BEGIN Input material

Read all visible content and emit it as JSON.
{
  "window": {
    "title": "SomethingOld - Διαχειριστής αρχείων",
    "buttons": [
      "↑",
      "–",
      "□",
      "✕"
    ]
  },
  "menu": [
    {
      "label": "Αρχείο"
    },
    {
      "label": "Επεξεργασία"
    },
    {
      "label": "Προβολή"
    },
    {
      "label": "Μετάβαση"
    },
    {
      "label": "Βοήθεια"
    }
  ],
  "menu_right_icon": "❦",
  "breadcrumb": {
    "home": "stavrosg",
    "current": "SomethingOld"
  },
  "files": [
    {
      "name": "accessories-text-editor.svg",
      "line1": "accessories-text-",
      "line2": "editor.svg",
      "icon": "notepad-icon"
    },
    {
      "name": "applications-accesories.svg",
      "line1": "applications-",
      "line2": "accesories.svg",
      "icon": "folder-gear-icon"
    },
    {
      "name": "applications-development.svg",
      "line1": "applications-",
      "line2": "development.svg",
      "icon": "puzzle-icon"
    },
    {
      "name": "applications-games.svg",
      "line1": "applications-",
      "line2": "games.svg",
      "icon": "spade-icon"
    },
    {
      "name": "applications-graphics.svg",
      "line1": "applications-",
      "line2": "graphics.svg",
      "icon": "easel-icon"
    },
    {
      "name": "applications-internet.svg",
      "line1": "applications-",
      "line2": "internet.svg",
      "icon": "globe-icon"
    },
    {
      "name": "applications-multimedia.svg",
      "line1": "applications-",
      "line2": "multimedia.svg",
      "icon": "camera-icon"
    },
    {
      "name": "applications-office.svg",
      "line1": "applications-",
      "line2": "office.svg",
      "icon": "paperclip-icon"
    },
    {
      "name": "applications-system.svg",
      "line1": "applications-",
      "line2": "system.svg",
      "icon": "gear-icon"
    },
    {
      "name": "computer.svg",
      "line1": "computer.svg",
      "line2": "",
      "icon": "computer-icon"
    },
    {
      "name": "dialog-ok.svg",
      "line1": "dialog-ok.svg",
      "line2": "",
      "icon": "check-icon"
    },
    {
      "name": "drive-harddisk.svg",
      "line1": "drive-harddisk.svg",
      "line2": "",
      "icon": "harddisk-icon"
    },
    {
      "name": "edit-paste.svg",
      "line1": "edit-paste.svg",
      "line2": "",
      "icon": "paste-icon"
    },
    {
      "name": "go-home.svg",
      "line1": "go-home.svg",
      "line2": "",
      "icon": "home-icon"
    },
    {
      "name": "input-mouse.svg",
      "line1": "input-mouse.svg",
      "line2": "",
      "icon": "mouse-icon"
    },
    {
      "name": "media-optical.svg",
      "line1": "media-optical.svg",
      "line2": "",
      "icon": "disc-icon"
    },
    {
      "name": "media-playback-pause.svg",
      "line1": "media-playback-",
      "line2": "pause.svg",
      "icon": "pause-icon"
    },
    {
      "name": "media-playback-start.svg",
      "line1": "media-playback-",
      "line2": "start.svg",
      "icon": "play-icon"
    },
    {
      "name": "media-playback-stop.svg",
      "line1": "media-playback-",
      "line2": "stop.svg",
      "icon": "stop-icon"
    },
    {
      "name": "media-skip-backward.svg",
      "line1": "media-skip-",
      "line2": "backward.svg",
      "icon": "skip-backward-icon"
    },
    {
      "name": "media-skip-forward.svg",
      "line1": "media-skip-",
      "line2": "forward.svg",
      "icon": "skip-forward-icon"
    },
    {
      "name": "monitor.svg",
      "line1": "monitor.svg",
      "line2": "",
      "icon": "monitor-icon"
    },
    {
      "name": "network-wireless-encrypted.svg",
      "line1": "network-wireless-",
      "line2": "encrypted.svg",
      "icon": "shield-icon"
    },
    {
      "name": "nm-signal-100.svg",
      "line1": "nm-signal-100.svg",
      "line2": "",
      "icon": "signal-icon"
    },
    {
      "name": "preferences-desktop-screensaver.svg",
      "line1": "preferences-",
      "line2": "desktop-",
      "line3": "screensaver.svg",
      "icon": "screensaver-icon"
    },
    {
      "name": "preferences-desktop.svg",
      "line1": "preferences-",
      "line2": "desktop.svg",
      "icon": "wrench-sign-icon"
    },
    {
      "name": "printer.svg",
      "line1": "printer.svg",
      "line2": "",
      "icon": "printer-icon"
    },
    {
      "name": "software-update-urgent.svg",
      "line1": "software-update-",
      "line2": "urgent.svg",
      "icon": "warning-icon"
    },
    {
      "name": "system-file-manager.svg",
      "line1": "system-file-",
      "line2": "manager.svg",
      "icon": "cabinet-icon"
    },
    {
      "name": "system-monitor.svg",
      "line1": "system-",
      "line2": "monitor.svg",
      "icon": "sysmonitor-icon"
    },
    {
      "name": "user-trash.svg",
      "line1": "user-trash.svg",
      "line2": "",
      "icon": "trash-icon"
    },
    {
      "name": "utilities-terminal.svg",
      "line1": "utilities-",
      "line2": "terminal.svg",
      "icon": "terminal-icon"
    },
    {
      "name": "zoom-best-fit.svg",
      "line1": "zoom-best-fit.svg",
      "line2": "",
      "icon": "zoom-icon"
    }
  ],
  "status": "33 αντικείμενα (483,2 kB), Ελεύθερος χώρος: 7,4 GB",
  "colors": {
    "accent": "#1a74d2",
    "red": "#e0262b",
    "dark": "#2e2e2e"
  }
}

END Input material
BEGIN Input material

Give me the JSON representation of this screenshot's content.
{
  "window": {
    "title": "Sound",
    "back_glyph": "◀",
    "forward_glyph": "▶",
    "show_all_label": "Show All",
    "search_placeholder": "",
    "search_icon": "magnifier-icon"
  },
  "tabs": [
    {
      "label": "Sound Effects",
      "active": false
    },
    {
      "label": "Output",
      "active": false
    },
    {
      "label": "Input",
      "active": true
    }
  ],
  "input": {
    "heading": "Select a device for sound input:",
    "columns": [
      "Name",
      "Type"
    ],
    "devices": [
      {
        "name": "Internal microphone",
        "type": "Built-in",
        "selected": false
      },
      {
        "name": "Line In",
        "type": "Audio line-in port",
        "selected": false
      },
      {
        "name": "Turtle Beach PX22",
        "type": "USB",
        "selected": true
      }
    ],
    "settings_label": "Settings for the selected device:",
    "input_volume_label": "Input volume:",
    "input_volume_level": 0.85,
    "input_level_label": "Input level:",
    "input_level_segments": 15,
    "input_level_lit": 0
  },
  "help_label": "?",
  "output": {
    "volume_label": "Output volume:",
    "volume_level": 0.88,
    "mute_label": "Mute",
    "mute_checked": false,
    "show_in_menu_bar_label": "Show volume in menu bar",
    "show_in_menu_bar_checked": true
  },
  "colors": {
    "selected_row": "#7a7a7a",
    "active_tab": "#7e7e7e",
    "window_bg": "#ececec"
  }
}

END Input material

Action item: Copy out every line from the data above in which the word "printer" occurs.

Answer space:
      "name": "printer.svg",
      "line1": "printer.svg",
      "icon": "printer-icon"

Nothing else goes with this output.